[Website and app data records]
◇ ◇ ◇ ◇
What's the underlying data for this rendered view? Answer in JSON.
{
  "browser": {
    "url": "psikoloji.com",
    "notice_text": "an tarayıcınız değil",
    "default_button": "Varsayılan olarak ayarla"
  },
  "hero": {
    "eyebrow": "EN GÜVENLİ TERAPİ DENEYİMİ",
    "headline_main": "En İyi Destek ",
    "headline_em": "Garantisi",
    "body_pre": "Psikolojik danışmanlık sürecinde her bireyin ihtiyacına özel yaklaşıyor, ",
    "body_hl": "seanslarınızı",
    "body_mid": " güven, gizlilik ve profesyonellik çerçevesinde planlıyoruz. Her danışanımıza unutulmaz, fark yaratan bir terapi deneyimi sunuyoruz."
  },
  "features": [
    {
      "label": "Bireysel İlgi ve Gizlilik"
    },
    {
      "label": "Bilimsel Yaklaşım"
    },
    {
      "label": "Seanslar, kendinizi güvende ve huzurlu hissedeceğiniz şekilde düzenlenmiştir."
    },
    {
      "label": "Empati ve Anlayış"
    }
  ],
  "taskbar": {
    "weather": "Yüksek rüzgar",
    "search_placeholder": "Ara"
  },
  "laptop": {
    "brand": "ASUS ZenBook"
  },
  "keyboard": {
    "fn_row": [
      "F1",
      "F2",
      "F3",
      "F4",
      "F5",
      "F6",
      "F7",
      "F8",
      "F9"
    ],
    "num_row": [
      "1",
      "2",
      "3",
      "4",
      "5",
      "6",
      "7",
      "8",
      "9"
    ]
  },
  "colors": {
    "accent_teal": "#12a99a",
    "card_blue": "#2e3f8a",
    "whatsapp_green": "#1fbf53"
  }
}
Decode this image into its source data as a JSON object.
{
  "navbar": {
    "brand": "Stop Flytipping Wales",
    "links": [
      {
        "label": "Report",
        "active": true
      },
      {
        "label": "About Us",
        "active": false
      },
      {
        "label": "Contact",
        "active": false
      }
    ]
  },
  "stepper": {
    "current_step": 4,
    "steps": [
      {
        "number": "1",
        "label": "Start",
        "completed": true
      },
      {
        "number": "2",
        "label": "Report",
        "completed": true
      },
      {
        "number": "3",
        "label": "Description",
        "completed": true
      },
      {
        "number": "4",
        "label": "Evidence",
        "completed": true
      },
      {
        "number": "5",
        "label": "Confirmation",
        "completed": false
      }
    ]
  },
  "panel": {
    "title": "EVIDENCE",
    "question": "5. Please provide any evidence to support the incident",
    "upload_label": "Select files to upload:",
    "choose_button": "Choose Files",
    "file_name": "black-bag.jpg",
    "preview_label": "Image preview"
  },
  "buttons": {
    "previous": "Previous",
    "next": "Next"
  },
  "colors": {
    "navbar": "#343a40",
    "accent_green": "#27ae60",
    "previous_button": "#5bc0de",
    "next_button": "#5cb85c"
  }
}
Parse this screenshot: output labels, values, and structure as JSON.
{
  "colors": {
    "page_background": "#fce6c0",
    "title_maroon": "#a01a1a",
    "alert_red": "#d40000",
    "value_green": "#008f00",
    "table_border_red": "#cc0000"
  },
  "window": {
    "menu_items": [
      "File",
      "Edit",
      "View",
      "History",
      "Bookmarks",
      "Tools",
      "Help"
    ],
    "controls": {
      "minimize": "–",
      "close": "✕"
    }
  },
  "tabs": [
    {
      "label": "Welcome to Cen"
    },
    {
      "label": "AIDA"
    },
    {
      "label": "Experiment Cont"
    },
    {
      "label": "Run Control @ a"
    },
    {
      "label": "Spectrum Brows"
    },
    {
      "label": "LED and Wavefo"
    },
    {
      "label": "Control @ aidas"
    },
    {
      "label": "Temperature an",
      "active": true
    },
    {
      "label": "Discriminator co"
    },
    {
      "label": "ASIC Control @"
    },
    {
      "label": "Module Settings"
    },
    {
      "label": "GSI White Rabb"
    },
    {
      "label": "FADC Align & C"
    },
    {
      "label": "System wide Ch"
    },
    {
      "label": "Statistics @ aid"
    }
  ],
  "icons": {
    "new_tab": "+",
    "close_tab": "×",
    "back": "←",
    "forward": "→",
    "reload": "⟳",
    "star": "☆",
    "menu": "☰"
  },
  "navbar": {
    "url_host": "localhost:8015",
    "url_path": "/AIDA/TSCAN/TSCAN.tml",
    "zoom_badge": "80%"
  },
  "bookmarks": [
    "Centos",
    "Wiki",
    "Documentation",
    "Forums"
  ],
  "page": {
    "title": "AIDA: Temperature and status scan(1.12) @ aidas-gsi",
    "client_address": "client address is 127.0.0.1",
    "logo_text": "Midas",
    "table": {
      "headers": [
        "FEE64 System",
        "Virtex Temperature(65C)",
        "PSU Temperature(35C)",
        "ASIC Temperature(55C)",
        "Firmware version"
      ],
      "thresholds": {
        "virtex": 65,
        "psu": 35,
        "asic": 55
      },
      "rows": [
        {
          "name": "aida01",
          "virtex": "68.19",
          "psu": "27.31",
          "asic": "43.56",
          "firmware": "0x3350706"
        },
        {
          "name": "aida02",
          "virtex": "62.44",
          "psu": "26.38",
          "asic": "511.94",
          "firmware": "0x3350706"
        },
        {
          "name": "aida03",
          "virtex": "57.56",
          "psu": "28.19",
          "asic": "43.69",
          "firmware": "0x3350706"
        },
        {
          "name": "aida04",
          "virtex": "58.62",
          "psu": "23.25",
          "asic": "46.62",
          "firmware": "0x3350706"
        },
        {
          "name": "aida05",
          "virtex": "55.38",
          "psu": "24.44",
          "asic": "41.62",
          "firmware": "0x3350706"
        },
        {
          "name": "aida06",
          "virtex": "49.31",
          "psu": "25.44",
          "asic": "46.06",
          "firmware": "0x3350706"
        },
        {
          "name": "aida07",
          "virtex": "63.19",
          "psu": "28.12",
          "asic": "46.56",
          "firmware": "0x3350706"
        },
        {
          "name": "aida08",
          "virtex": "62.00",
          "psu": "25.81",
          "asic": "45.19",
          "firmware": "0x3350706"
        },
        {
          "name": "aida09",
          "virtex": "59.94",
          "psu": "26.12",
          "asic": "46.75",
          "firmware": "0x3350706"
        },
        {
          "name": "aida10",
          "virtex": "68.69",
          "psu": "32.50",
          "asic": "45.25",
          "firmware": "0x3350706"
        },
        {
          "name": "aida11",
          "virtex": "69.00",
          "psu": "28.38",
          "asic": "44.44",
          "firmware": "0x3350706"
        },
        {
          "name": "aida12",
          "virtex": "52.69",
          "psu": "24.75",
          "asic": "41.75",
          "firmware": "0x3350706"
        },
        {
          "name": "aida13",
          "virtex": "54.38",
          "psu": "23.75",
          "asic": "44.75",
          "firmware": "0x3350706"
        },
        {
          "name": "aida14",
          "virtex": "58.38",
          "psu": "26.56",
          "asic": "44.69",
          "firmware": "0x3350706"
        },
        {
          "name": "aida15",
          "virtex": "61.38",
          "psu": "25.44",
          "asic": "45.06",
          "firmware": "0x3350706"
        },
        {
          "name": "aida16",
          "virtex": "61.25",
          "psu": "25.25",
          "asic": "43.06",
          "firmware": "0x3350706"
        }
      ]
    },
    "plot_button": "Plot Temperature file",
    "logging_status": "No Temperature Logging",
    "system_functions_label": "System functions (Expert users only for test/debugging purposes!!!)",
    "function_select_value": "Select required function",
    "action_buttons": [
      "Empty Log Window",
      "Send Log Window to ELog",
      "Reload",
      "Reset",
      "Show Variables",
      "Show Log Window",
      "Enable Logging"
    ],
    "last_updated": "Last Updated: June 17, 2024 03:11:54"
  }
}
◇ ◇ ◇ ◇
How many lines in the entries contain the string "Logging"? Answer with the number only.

2